5.5. It is important to remember that shifting people from social housing to the PRS was the result of the Right to Buy Legislation introduced in the 1980s and it is this which has caused a very significant reduction in the supply of social housing throughout the UK. Bizarrely, although successive Westminster governments have supported Right to Buy, lately this has led to reports and rhetoric accusing ‘greedy’ landlords of profiteering from the tax payer by taking billions via housing benefits. What this accusation ignores is that this was driven by government policy and in return for this money, landlords are saving the taxpayer the need and cost of building social homes, and incurring the costs of funding and running these properties. Unlike social landlords, private landlords do not receive subsidies for providing this service. Indeed, private landlords are heavily taxed both in terms of income and capital gain. This reduces the burden on the tax payer. With a benefits cap being introduced to reduce the housing benefit further we now have a dilemma in the PRS, as the sheer cost of providing accommodation versus the rent tenants on benefits receive, in some areas, means affordability issues for both the tenant and the landlord.

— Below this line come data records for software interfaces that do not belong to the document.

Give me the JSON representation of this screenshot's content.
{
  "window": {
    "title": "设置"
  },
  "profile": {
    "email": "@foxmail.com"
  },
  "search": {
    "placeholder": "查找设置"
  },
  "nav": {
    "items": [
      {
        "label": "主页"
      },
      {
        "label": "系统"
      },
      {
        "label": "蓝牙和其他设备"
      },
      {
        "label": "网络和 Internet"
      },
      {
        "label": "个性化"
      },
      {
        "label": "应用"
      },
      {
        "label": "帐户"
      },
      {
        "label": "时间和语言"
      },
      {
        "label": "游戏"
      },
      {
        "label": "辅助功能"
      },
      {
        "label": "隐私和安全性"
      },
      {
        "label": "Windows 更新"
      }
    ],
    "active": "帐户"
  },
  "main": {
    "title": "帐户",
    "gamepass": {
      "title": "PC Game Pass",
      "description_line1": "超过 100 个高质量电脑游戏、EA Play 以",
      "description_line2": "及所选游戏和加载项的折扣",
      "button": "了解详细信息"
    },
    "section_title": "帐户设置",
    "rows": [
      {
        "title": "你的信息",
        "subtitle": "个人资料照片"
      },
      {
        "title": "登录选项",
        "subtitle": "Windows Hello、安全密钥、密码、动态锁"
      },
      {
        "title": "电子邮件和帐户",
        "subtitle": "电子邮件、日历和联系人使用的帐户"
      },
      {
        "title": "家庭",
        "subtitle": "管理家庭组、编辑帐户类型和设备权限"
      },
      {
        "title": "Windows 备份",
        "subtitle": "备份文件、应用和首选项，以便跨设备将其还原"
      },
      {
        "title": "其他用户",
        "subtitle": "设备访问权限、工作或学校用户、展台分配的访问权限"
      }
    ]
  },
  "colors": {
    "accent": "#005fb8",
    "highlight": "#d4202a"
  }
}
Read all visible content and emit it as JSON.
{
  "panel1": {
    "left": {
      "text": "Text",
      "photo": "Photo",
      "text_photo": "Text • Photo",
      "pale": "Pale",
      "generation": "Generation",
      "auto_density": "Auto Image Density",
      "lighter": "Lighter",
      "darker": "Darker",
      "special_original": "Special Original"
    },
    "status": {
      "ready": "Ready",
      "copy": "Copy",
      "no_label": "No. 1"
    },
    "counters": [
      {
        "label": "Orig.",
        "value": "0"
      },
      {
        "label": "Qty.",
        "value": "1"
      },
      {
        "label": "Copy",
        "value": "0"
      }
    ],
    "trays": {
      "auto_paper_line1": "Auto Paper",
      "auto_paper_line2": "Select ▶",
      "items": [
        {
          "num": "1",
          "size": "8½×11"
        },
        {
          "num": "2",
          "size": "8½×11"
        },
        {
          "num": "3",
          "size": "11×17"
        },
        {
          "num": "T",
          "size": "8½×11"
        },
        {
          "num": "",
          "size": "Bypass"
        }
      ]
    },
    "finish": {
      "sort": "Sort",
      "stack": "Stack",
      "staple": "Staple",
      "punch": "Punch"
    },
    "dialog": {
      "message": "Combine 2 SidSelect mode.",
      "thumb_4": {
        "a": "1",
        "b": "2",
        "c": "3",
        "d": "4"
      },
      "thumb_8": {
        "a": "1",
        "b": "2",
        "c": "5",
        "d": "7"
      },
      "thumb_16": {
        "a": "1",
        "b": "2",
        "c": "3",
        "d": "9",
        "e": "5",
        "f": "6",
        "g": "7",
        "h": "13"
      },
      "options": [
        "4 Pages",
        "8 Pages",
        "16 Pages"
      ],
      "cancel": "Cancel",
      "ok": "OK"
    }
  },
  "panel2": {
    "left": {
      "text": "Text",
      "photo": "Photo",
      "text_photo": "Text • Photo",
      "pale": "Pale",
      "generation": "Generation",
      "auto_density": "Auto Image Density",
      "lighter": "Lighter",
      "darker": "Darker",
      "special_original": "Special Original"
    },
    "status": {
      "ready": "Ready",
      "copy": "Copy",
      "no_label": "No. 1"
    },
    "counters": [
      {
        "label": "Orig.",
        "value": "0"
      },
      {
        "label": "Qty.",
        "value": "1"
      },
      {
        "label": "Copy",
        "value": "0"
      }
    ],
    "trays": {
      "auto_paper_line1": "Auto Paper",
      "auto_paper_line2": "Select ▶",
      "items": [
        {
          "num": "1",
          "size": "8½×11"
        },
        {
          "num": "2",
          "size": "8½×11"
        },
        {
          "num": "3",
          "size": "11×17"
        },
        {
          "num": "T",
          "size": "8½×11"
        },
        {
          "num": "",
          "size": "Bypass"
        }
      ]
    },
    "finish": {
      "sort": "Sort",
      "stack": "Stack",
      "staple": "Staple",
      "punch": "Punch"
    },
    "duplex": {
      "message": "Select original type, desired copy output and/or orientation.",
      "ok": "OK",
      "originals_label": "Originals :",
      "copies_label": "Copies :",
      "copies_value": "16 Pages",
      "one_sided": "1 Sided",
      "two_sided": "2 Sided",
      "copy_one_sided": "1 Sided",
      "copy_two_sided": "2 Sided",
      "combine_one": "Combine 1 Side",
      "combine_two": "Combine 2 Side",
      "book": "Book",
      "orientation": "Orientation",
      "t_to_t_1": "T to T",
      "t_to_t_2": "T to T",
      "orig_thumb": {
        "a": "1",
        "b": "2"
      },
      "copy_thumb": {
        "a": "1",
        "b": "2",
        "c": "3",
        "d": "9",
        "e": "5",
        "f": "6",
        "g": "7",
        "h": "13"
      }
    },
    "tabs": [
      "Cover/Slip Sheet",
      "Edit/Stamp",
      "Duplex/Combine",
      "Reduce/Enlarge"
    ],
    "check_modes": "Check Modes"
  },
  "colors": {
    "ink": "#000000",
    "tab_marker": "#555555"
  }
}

The Scottish Government has recognised the supply problems that have been caused by Right to Buy and has introduced legislation which will bring the Right to Buy to an end from 1 August 2016.
6. The landlord’s perspective: what this means for me and how it will change my business completely, put in jeopardy everything I have worked for (I will no longer be able to pass my business on to my daughter, as it will be made unviable):
As a result of this legislation, my tax liability will increase from 2015 to 2021 by £38,233 which is an increase of 250% due to the finance interest restriction. If the base rate increases to 3.5% then I will make a loss of £88,591, but will still face a tax bill of £23,490 leaving me with a total loss of £112,081. These are actual figures supplied by my Accountant. The decision will be catastrophic for me. It is absurd that any business should pay tax when they make a loss. (I asked how many of my Accountant’s clients are affected by this and he said that many are – even the ones with just one property.)
6.1. My options now, as I see them, are:
• Start evicting tenants now and sell up all my houses.
• Look at the possibility of incorporation (but because of CGT and SDLT it is probably not worth it).
• Emigrate to avoid bankruptcy (as CGT will then not be payable).
This proposal has created great uncertainty for me and for my tenants. I urge the Government to reconsider and realise the terrible human cost of this outrageously unfair tax change.